Middle Egyptian (eventually) had the following types of personal pronouns:
This page will provide the forms of the personal pronouns but will not go into much depth about their use, just providing summary lists of uses for each. They will be explored in more depth in other pages, such as those about nouns (for suffix pronouns as possessives) or adjectival sentences (for dependent pronouns as subjects), for example.
Egyptian also has demonstrative and interrogative pronouns, discussed on the Other Pronouns page.
Note about Dual forms
Of all the types of pronouns in Middle Egyptian, the only ones with well-attested dual forms seem to be the suffix pronouns, and that only in formal texts, especially religious ones. For all other uses or types of pronouns, the plural form covers the dual as well.
Suffix pronouns are attached to other words and cannot stand alone. Their uses are:
- Subject of a verbal sentence
- Possessive adjective for a noun
- Object of a preposition
- The subject in an adverbial sentence introduced by 𓇋𓅱 jw
Note that the dot (or equals sign in some authors) connecting the suffix pronoun to its main word is purely a modern convention; the Egyptians did not write anything between the word and the pronoun.
|𓀀, 𓇋 1
|𓋴 , 𓊃
- The written form of this pronoun can vary if the speaker is a king 𓀰, a god 𓀭, or a woman or goddess 𓁐.
Dependent pronouns are separate words, but “depend” on some other word in the sentence and cannot stand at the beginning; instead, they attach to the word before them (and its suffix pronoun if it has one). Their uses, and the words they depend on in each, are:
- Direct object of a verb, which may be reflexive; depends from the verb
- Subject of an adverbial sentence; depends from a suitable sentence particle
- Subject of an adjectival sentence; depends from the adjective (in second and third person only)
|ṯn or tn
|𓋴 𓈖𓏥, 𓊃𓈖𓏥
|𓋴𓏭, 𓊃𓏭 sj
|𓋴 𓏏, 𓊃𓏏 st
- Note that there is a 3rd person “common” dependent pronoun. It is usually used for nouns that are not persons (humans or gods), of whichever grammatical gender and whatever number; it is unfortunately not a properly epicene pronoun for people. When a plural, it sometimes is written with the plural strokes.
Independent pronouns do not depend on other words in a sentence and can function as a predicate unto themselves. Their uses are:
- Subject in a sentence with a nominal predicate
- Subject in a sentence with an adjectival predicate (first person only, and uses nominal predicate syntax)
|ntṯn or nttn
|𓈖𓏏𓋴 𓈖𓏥, 𓈖𓏏 𓊃𓈖𓏥
These pronouns begin to appear in Dynasty 17, so while they are used in written Egyptian texts thereafter, they will not be found in texts of the Middle Kingdom.
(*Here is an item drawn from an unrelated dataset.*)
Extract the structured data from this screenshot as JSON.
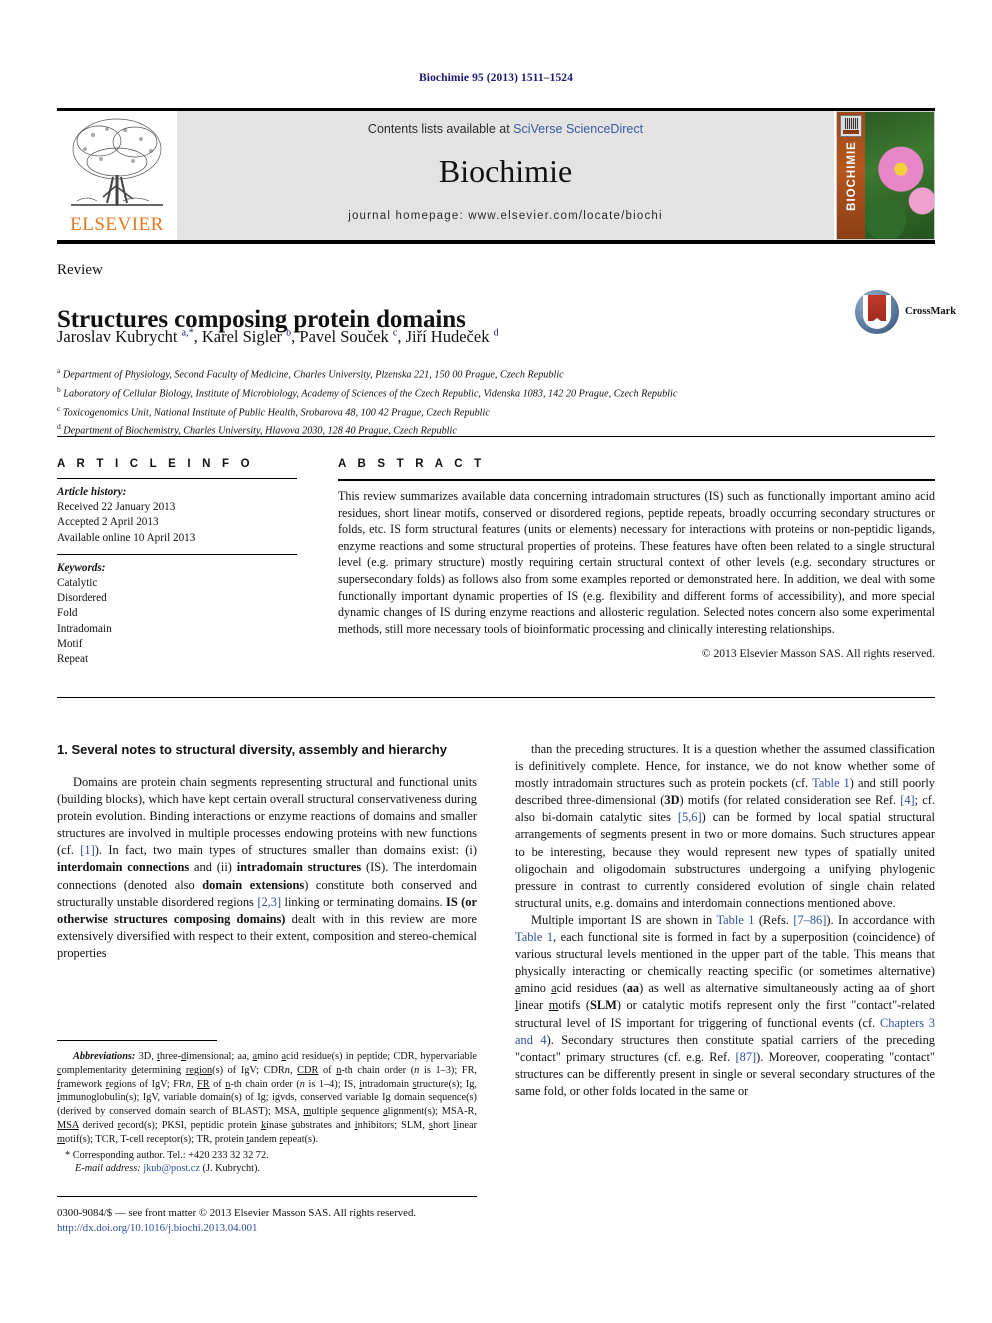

They are used as the subject of adverbial sentences.
|𓋴𓏏, 𓋴 𓏏𓏥